Write how many lines in the records below include the string "JSON". No other text should be given.

::: Material provided

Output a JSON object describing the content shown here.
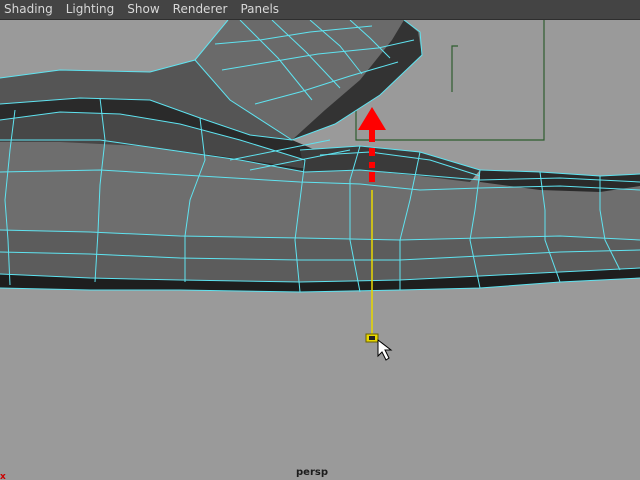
{
  "menubar": {
    "items": [
      {
        "label": "Shading"
      },
      {
        "label": "Lighting"
      },
      {
        "label": "Show"
      },
      {
        "label": "Renderer"
      },
      {
        "label": "Panels"
      }
    ]
  },
  "viewport": {
    "camera": "persp",
    "axis_label": "x",
    "colors": {
      "background": "#9a9a9a",
      "wire": "#5fe3f0",
      "face_dark": "#1e1e1e",
      "face_mid": "#5a5a5a",
      "face_light": "#767676",
      "move_handle": "#ff0000",
      "pivot": "#e8d800",
      "frame": "#2f5d2f"
    },
    "icons": [
      "move-up-arrow-icon",
      "manipulator-pivot-icon",
      "mouse-cursor-icon"
    ]
  }
}
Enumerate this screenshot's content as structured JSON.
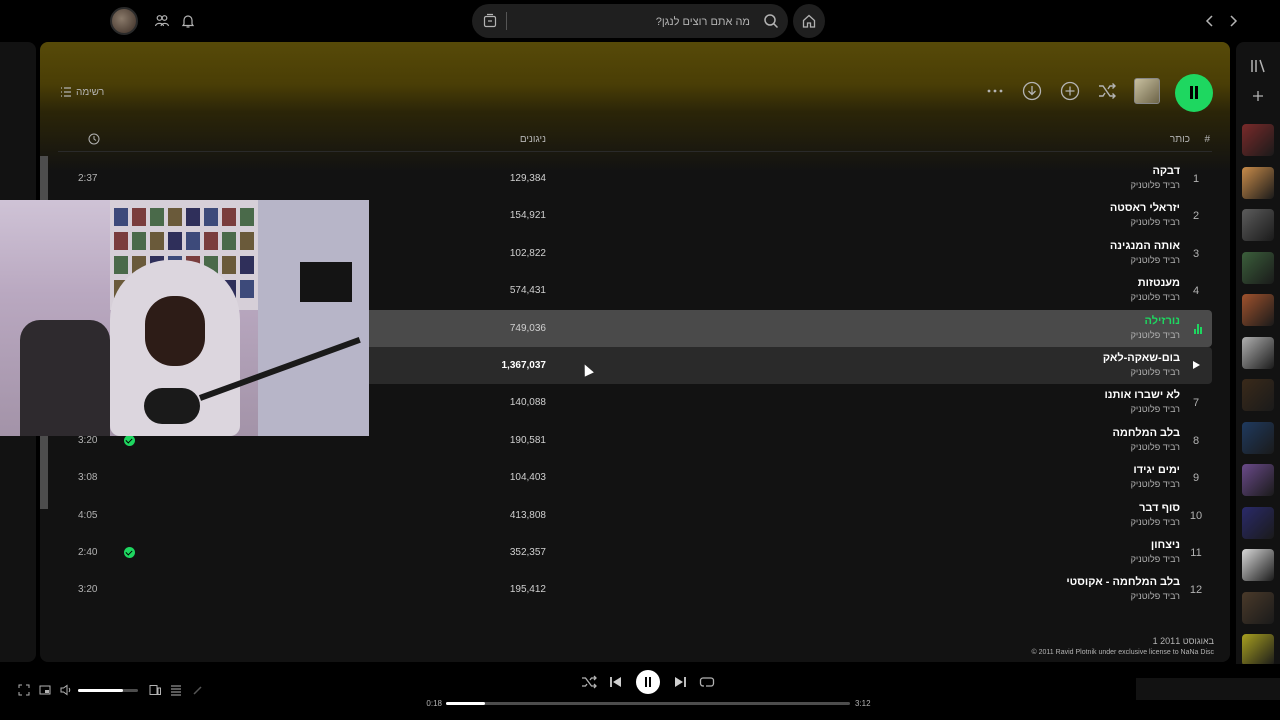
{
  "header": {
    "search_placeholder": "מה אתם רוצים לנגן?"
  },
  "actions": {
    "list_view_label": "רשימה"
  },
  "table_header": {
    "index": "#",
    "title": "כותר",
    "plays": "ניגונים"
  },
  "tracks": [
    {
      "num": "1",
      "title": "דבקה",
      "artist": "רביד פלוטניק",
      "plays": "129,384",
      "duration": "2:37",
      "saved": false,
      "state": ""
    },
    {
      "num": "2",
      "title": "יזראלי ראסטה",
      "artist": "רביד פלוטניק",
      "plays": "154,921",
      "duration": "",
      "saved": false,
      "state": ""
    },
    {
      "num": "3",
      "title": "אותה המנגינה",
      "artist": "רביד פלוטניק",
      "plays": "102,822",
      "duration": "",
      "saved": false,
      "state": ""
    },
    {
      "num": "4",
      "title": "מענטזות",
      "artist": "רביד פלוטניק",
      "plays": "574,431",
      "duration": "",
      "saved": false,
      "state": ""
    },
    {
      "num": "",
      "title": "נורזילה",
      "artist": "רביד פלוטניק",
      "plays": "749,036",
      "duration": "",
      "saved": false,
      "state": "playing"
    },
    {
      "num": "",
      "title": "בום-שאקה-לאק",
      "artist": "רביד פלוטניק",
      "plays": "1,367,037",
      "duration": "",
      "saved": false,
      "state": "hover"
    },
    {
      "num": "7",
      "title": "לא ישברו אותנו",
      "artist": "רביד פלוטניק",
      "plays": "140,088",
      "duration": "",
      "saved": false,
      "state": ""
    },
    {
      "num": "8",
      "title": "בלב המלחמה",
      "artist": "רביד פלוטניק",
      "plays": "190,581",
      "duration": "3:20",
      "saved": true,
      "state": ""
    },
    {
      "num": "9",
      "title": "ימים יגידו",
      "artist": "רביד פלוטניק",
      "plays": "104,403",
      "duration": "3:08",
      "saved": false,
      "state": ""
    },
    {
      "num": "10",
      "title": "סוף דבר",
      "artist": "רביד פלוטניק",
      "plays": "413,808",
      "duration": "4:05",
      "saved": false,
      "state": ""
    },
    {
      "num": "11",
      "title": "ניצחון",
      "artist": "רביד פלוטניק",
      "plays": "352,357",
      "duration": "2:40",
      "saved": true,
      "state": ""
    },
    {
      "num": "12",
      "title": "בלב המלחמה - אקוסטי",
      "artist": "רביד פלוטניק",
      "plays": "195,412",
      "duration": "3:20",
      "saved": false,
      "state": ""
    }
  ],
  "footer": {
    "release_date": "1 באוגוסט 2011",
    "copyright": "© 2011 Ravid Plotnik under exclusive license to NaNa Disc"
  },
  "player": {
    "current_time": "0:18",
    "total_time": "3:12",
    "progress": 0.097,
    "volume": 0.75
  },
  "colors": {
    "accent": "#1ed760",
    "header_gradient": "#574a08",
    "background": "#121212"
  },
  "library_thumbs": [
    "#7a2a2a",
    "#c98c4a",
    "#5c5c5c",
    "#3b5f3b",
    "#a0522d",
    "#b0b0b0",
    "#3a2a1a",
    "#1f3a5f",
    "#6a4a8a",
    "#2a2a6a",
    "#d8d8d8",
    "#4a3a2a",
    "#a8a020",
    "#606060"
  ]
}
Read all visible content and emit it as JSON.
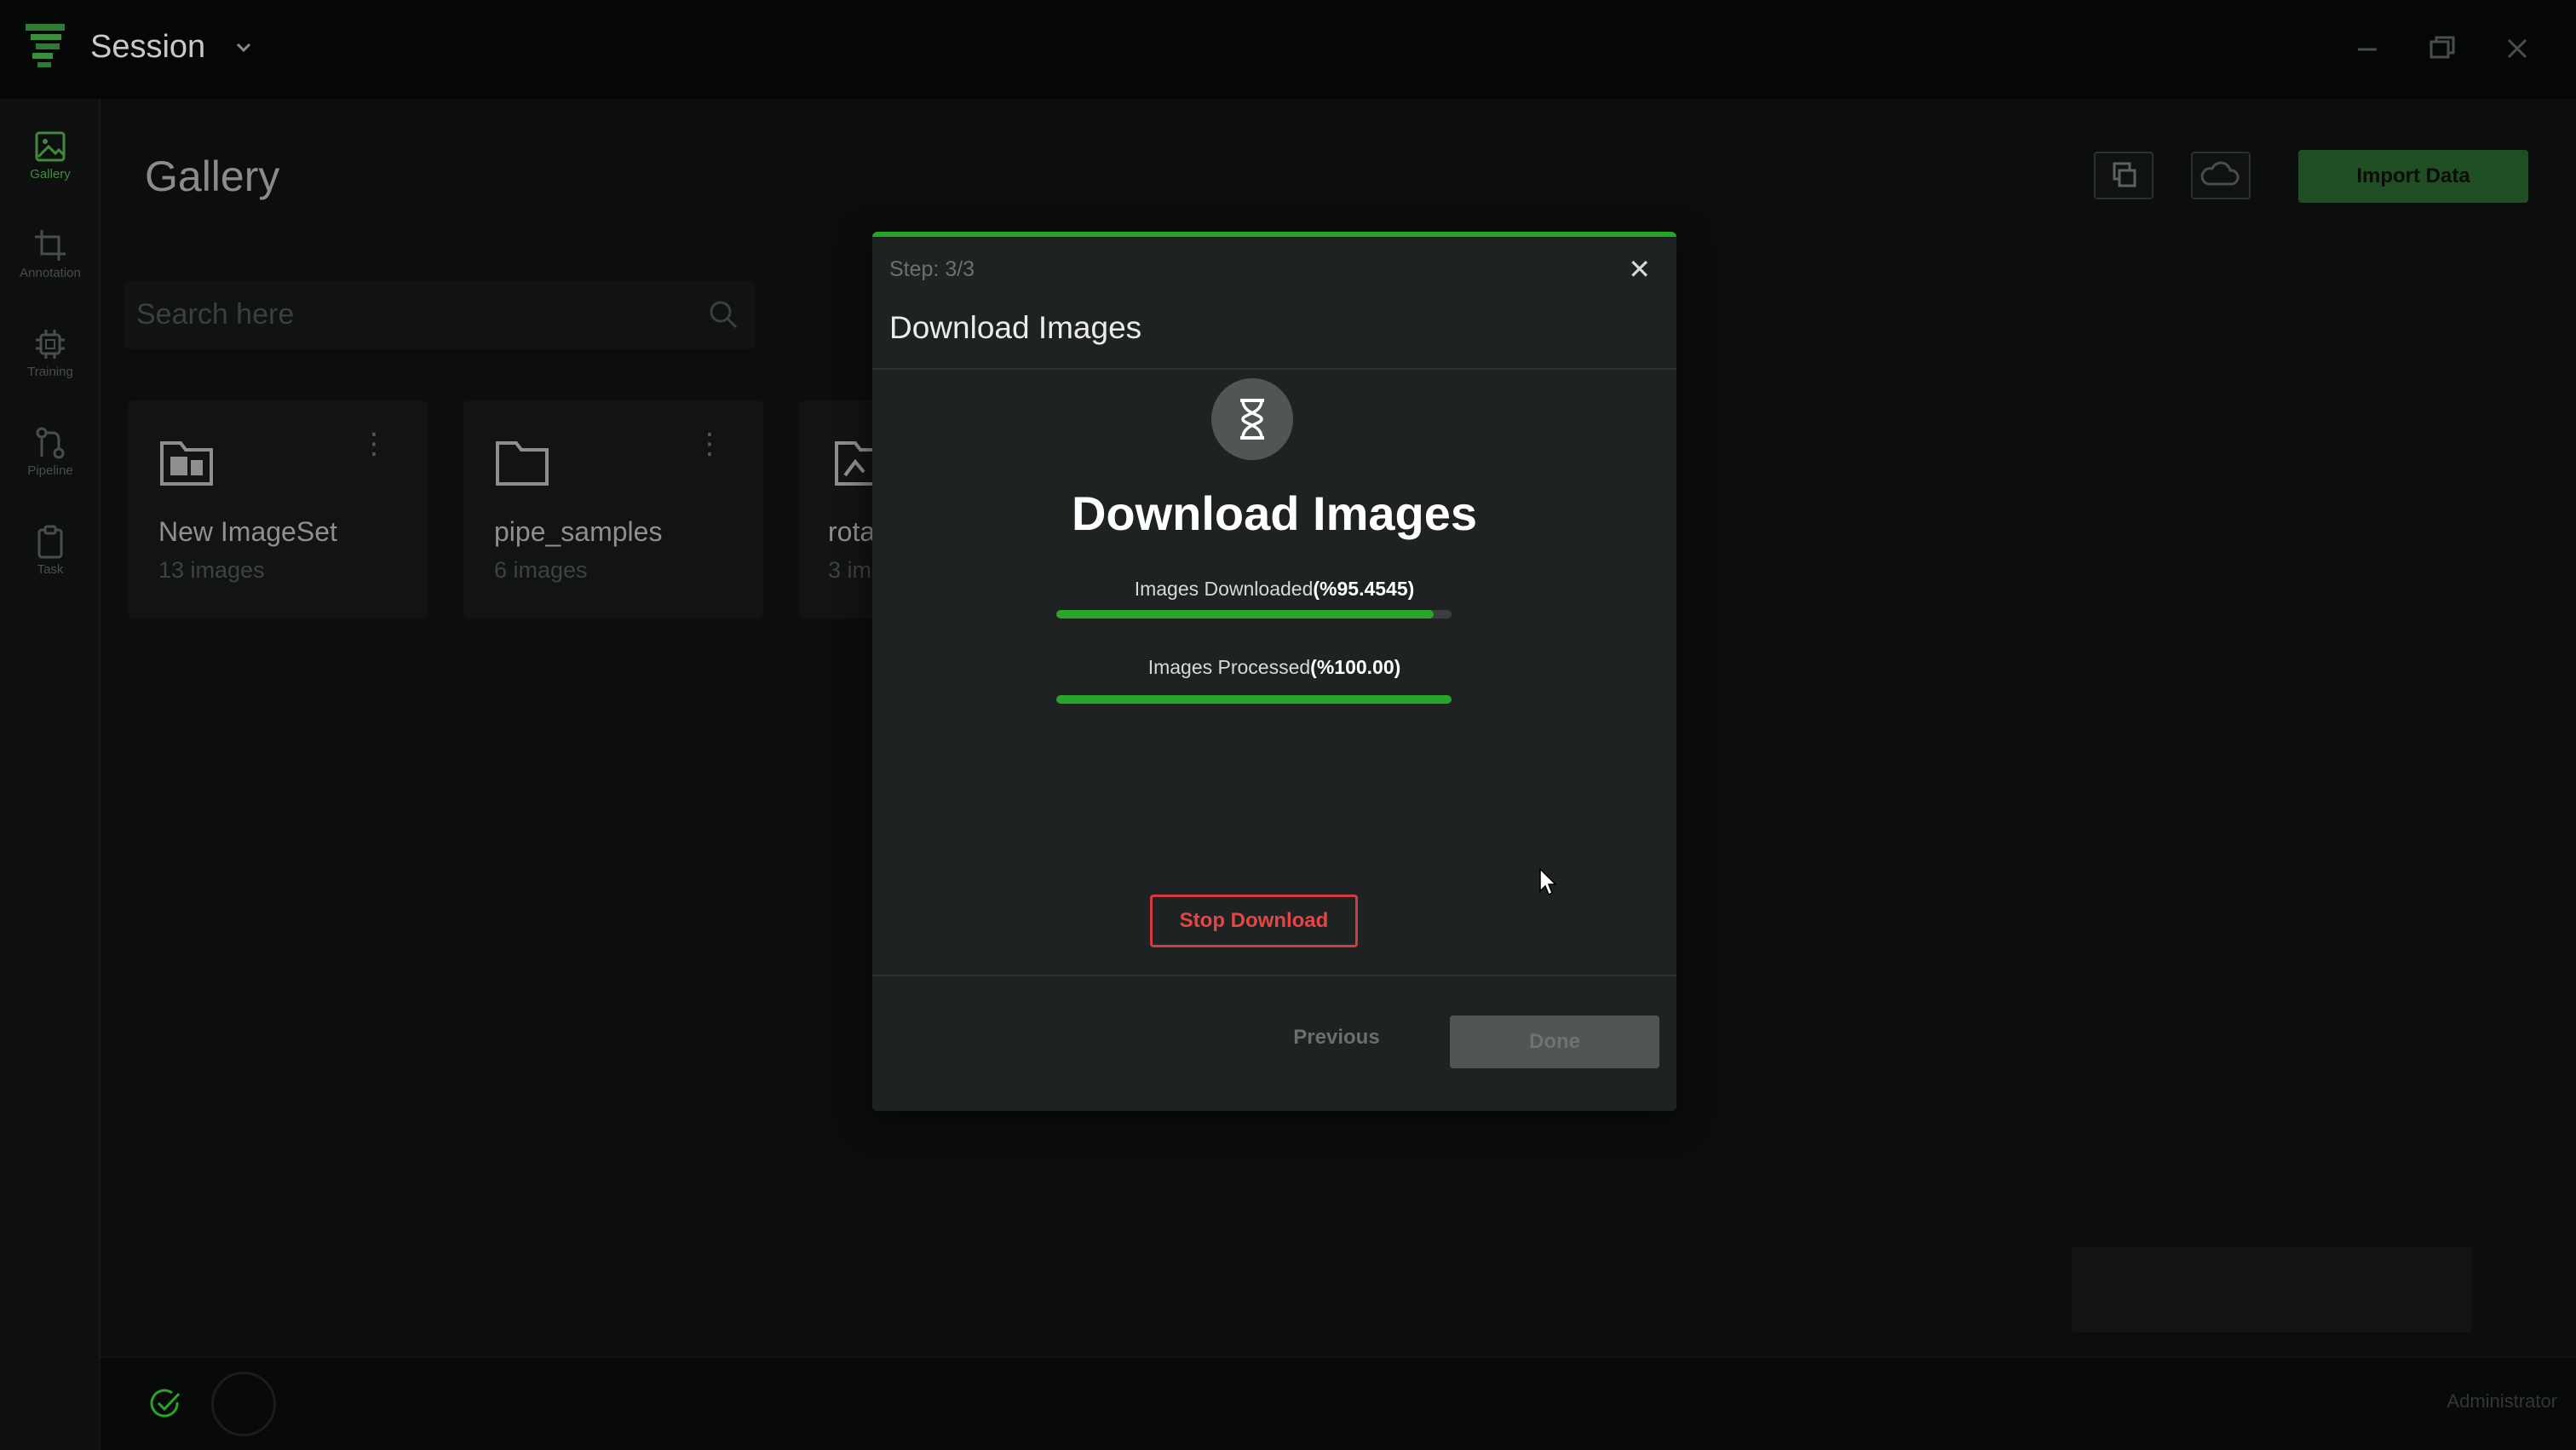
{
  "window": {
    "title": "Session",
    "controls": [
      "minimize-icon",
      "restore-icon",
      "close-icon"
    ]
  },
  "sidebar": {
    "items": [
      {
        "label": "Gallery",
        "icon": "image-icon",
        "active": true
      },
      {
        "label": "Annotation",
        "icon": "crop-icon",
        "active": false
      },
      {
        "label": "Training",
        "icon": "chip-icon",
        "active": false
      },
      {
        "label": "Pipeline",
        "icon": "pipeline-icon",
        "active": false
      },
      {
        "label": "Task",
        "icon": "clipboard-icon",
        "active": false
      }
    ]
  },
  "main": {
    "title": "Gallery",
    "search_placeholder": "Search here",
    "import_label": "Import Data",
    "cards": [
      {
        "name": "New ImageSet",
        "count": "13 images"
      },
      {
        "name": "pipe_samples",
        "count": "6 images"
      },
      {
        "name": "rota",
        "count": "3 im"
      }
    ]
  },
  "status": {
    "user": "Administrator"
  },
  "modal": {
    "step": "Step: 3/3",
    "title": "Download Images",
    "heading": "Download Images",
    "progress": [
      {
        "label": "Images Downloaded",
        "value_text": "(%95.4545)",
        "percent": 95.4545
      },
      {
        "label": "Images Processed",
        "value_text": "(%100.00)",
        "percent": 100
      }
    ],
    "stop_label": "Stop Download",
    "previous_label": "Previous",
    "done_label": "Done"
  },
  "colors": {
    "accent": "#27a327",
    "danger": "#e54545",
    "background": "#0c0d0d",
    "modal_bg": "#1f2222"
  }
}
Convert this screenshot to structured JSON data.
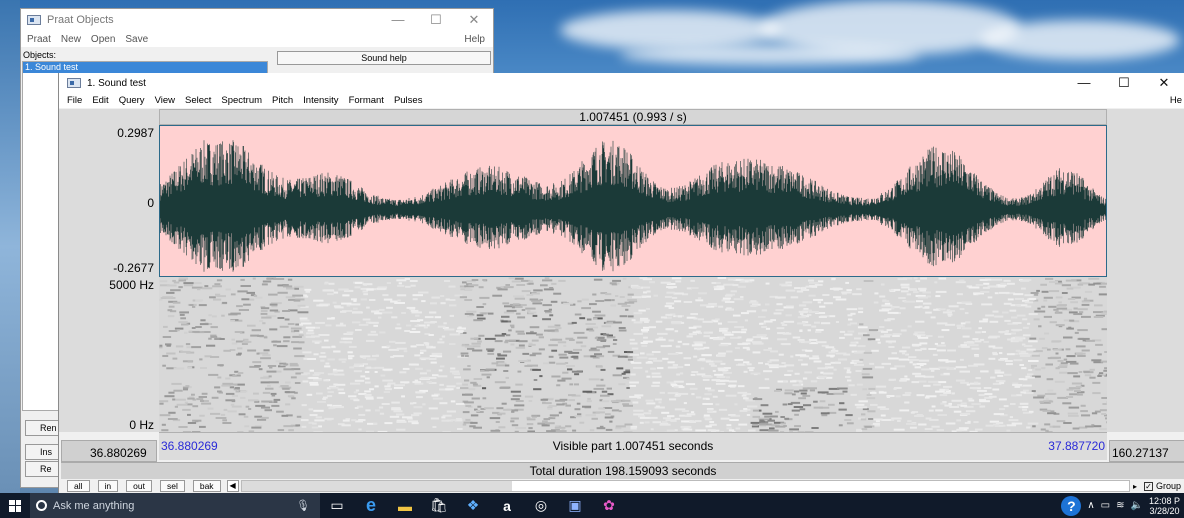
{
  "objects_window": {
    "title": "Praat Objects",
    "menu": [
      "Praat",
      "New",
      "Open",
      "Save"
    ],
    "help": "Help",
    "objects_label": "Objects:",
    "selected_object": "1. Sound test",
    "sound_help_button": "Sound help",
    "cut_buttons": [
      "Ren",
      "Ins",
      "Re"
    ]
  },
  "sound_window": {
    "title": "1. Sound test",
    "menu": [
      "File",
      "Edit",
      "Query",
      "View",
      "Select",
      "Spectrum",
      "Pitch",
      "Intensity",
      "Formant",
      "Pulses"
    ],
    "help": "He",
    "window_controls": [
      "—",
      "☐",
      "✕"
    ],
    "selection_readout": "1.007451 (0.993 / s)",
    "waveform": {
      "y_max": "0.2987",
      "y_zero": "0",
      "y_min": "-0.2677",
      "colors": {
        "background": "#ffd1d1",
        "signal": "#1b3a38"
      }
    },
    "spectrogram": {
      "y_top": "5000 Hz",
      "y_bottom": "0 Hz"
    },
    "window_start": "36.880269",
    "window_end": "37.887720",
    "visible_part": "Visible part 1.007451 seconds",
    "outer_left": "36.880269",
    "outer_right": "160.27137",
    "total_duration": "Total duration 198.159093 seconds",
    "zoom_buttons": [
      "all",
      "in",
      "out",
      "sel",
      "bak"
    ],
    "group_label": "Group",
    "group_checked": true
  },
  "taskbar": {
    "search_placeholder": "Ask me anything",
    "clock_time": "12:08 P",
    "clock_date": "3/28/20"
  }
}
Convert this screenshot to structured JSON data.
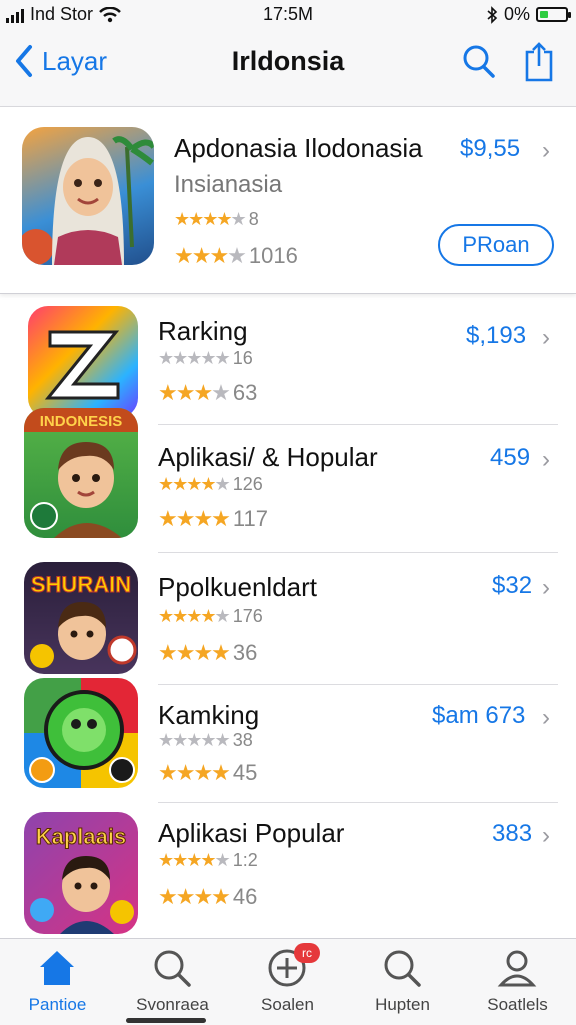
{
  "status_bar": {
    "carrier": "Ind Stor",
    "time": "17:5M",
    "battery": "0%"
  },
  "nav": {
    "back_label": "Layar",
    "title": "Irldonsia"
  },
  "featured": {
    "title": "Apdonasia Ilodonasia",
    "subtitle": "Insianasia",
    "price": "$9,55",
    "rating1": "8",
    "rating2": "1016",
    "button_label": "PRoan"
  },
  "rows": [
    {
      "title": "Rarking",
      "price": "$,193",
      "rating1": "16",
      "rating2": "63",
      "icon": "z-logo-icon"
    },
    {
      "title": "Aplikasi/ & Hopular",
      "price": "459",
      "rating1": "126",
      "rating2": "117",
      "icon": "boy-avatar-icon"
    },
    {
      "title": "Ppolkuenldart",
      "price": "$32",
      "rating1": "176",
      "rating2": "36",
      "icon": "shurain-game-icon"
    },
    {
      "title": "Kamking",
      "price": "$am 673",
      "rating1": "38",
      "rating2": "45",
      "icon": "green-chat-icon"
    },
    {
      "title": "Aplikasi  Popular",
      "price": "383",
      "rating1": "1:2",
      "rating2": "46",
      "icon": "kaplaais-game-icon"
    }
  ],
  "icon_banners": {
    "row2": "INDONESIS",
    "row3": "SHURAIN",
    "row5": "Kaplaais"
  },
  "tabs": [
    {
      "label": "Pantioe",
      "icon": "home-icon"
    },
    {
      "label": "Svonraea",
      "icon": "search-icon"
    },
    {
      "label": "Soalen",
      "icon": "add-circle-icon",
      "badge": "rc"
    },
    {
      "label": "Hupten",
      "icon": "search-icon"
    },
    {
      "label": "Soatlels",
      "icon": "person-icon"
    }
  ],
  "colors": {
    "accent": "#1677e6",
    "star": "#f5a623",
    "badge": "#e5383b"
  }
}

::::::

Answer for the task → 5